    1. Great idea! Perhaps some sort of contest is in order here. What should we give away for the winning name?

      – Joe

  4. On the bright side, the onions look like they’re getting their best night’s sleep ever. What sleep # is that?
    This is such a great topic, with the history & science & tips from the comments. Can’t wait for more.

    1. Yes they are sleeping in individual comfort, no question. But thanks! More soon.

      – Joe

  5. Are they hollow? They look a little like pita, which also puffs up like that. The onions look great! Looks like a lot more onion than what is usually on a bialy, but I say bring it on!

    1. No, not hollow. Quite fluffy in fact. But yes, I’m shooting for something not quite New York. I’m not sure what but I’ll know it when I see it!

      – Joe

  6. When you posted something about “bialys” I did not know what do you exactly mean, because I have never heard that name. But now I see the photo – maybe are they “cebularze”? Cebularze (cebula in polish means onion) are known from eastern Poland.

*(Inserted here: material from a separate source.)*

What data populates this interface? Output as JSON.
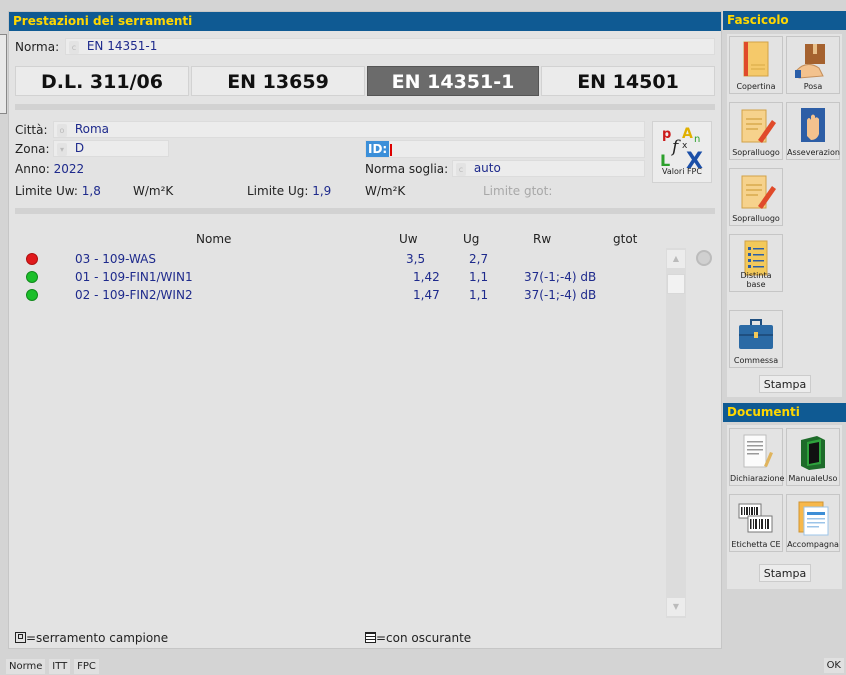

    1. I’d love to see a picture of those, Ilona. I’ll see if anything turns up on a Google search. Thanks so much for the comment.

      – Joe

  7. Ahhh, so Joe Pastry is a mere mortal just like the rest of us, eh? Who would have thought such? “Accidents” like that have happened to me too. Too often, sometimes. But despite not looking like a bialy, I’d eat them and enjoy… they look very yummy!

    1. Just ask my wife, Brian. You might have a hard time extricating yourself from the conversation.

      Anyway, they were good, but mostly a crunchy onion roll. On to Bialy Mark II.

      – Joe

  8. On the bright side they look beautiful and delicious. How’d they taste?

    1. Very good! They were very fluffy with a crunchy crust. Not really what I was going for. I need something a little more bagel-like at least in the crumb. Hopefully the next version will be closer.

      – J

  9. The wonderful thing about using good ingredients is that those “failed” bialys probably tasted pretty good even though they weren’t bialys! I would eat them in a second – laughing all the way, of course.

    1. Yeah they weren’t bad, actually. Not bialys, but pretty decent onion rolls. They went great with flank steak!


      – Joe

  10. Well, nothing you can build a business around can be that simple, I guess, otherwise, who’d buy’em? Forge on, Joe. Crack the code!

  11. Joe, did you get my email sent late last month regarding the bialy recipe in the Cook’s Country issue for Feb/March? There might be a clue in there.


    1. I did and found it very useful. Thank you, Linda…I should have mentioned it before.


      – Joe

  12. May I suggest rather than picking them up to shape them after they have risen, press them very firmly with the bottom of a small measuring cup to create an indentation. Then fill with the onions, I usually give them a light dusting with white rye prior to filling. I also flatten them somewhat with another baking sheet placed on top of the dough balls to help prevent the dinner roll shape before they start to rise. Happy eating!

  13. That looks like what happens whenever I try to make kolaches. I think my grandma may have forgotten to pass to me a few tricks. I’ll have to try the cutting slits in the bottom technique, that sounds effective. Have you made kolaches before?

    Also, I’ve never posted on your website before and I wanted to say thank you for providing such a wonderful and comprehensive baking resource. I just made Esterhazy Torte last night (with several prior days of component making) and it turned out great! I just need to remember to only make fondant from white sugar… unless I need gray fondant.

    1. Hey Matt!

      So glad to hear about your (mostly) good experience with the Esterházy torte. That sucker isn’t easy, but it’s worth the effort. You may have noticed it took me a few tries to work the kinks out.

      And indeed I have made kolaches: there are two different kinds on the blog, just look under “Pastry”. Though now that you say it, a couple of the ones in the picture look puffier than they ought to be! I should redo them based on what I’ve learned from making bialys!

      Cheers and good luck — send me pictures!

      – Joe

Leave a Reply

Your email address will not be published. Required fields are marked *